- EXERCISE AIM:
Look through the records that follow. Copy every line containing the word "selected".

- SUPPLIED DATA:
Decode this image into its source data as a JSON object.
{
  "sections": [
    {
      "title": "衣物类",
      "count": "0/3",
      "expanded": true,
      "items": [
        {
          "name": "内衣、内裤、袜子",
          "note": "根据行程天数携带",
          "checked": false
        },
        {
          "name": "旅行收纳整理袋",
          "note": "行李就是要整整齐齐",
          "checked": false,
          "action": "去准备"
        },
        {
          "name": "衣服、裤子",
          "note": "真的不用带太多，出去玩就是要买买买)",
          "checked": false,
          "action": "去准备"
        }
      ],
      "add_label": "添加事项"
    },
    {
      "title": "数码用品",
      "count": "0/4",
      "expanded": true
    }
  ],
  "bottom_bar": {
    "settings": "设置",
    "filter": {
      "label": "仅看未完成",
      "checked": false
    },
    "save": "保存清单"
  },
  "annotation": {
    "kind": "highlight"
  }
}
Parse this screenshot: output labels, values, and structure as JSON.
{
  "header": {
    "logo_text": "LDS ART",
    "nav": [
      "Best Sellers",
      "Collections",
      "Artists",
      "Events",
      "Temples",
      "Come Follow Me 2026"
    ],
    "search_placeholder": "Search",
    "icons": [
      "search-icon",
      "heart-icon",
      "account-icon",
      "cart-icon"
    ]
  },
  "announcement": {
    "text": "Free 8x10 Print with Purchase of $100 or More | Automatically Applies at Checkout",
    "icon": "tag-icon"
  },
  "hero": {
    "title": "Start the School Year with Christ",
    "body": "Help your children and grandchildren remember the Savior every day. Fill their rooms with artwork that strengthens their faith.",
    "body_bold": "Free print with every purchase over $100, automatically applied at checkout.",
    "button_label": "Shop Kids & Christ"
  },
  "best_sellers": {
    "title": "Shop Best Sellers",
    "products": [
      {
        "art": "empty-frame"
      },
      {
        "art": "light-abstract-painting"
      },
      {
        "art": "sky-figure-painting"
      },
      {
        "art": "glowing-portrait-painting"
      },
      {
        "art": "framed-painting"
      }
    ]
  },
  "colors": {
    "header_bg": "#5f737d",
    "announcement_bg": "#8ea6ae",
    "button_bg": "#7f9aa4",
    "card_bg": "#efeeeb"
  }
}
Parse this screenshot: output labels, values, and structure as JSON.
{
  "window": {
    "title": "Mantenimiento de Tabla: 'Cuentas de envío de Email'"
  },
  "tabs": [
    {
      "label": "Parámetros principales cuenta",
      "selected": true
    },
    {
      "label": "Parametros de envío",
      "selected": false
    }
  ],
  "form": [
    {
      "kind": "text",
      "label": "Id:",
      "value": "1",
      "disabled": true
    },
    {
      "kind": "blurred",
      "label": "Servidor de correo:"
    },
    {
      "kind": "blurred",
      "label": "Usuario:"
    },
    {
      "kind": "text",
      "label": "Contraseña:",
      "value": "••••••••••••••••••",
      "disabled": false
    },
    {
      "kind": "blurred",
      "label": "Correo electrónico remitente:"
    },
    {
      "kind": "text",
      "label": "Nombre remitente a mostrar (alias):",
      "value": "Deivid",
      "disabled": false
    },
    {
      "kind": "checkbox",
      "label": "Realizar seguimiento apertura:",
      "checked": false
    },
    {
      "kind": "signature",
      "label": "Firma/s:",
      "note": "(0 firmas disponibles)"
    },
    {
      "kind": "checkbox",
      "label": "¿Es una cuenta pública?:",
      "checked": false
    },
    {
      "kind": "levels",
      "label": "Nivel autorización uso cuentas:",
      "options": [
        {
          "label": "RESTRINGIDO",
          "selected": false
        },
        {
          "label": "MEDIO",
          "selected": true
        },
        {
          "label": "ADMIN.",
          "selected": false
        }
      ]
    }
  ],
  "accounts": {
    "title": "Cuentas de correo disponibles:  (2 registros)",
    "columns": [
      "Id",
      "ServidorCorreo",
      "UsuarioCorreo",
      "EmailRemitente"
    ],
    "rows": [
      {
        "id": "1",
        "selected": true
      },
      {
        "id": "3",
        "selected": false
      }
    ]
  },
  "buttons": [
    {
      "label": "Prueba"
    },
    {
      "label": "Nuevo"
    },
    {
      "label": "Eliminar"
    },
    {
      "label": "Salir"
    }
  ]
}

- RESULT:
      "selected": true
      "selected": false
          "selected": false
          "selected": true
          "selected": false
        "selected": true
        "selected": false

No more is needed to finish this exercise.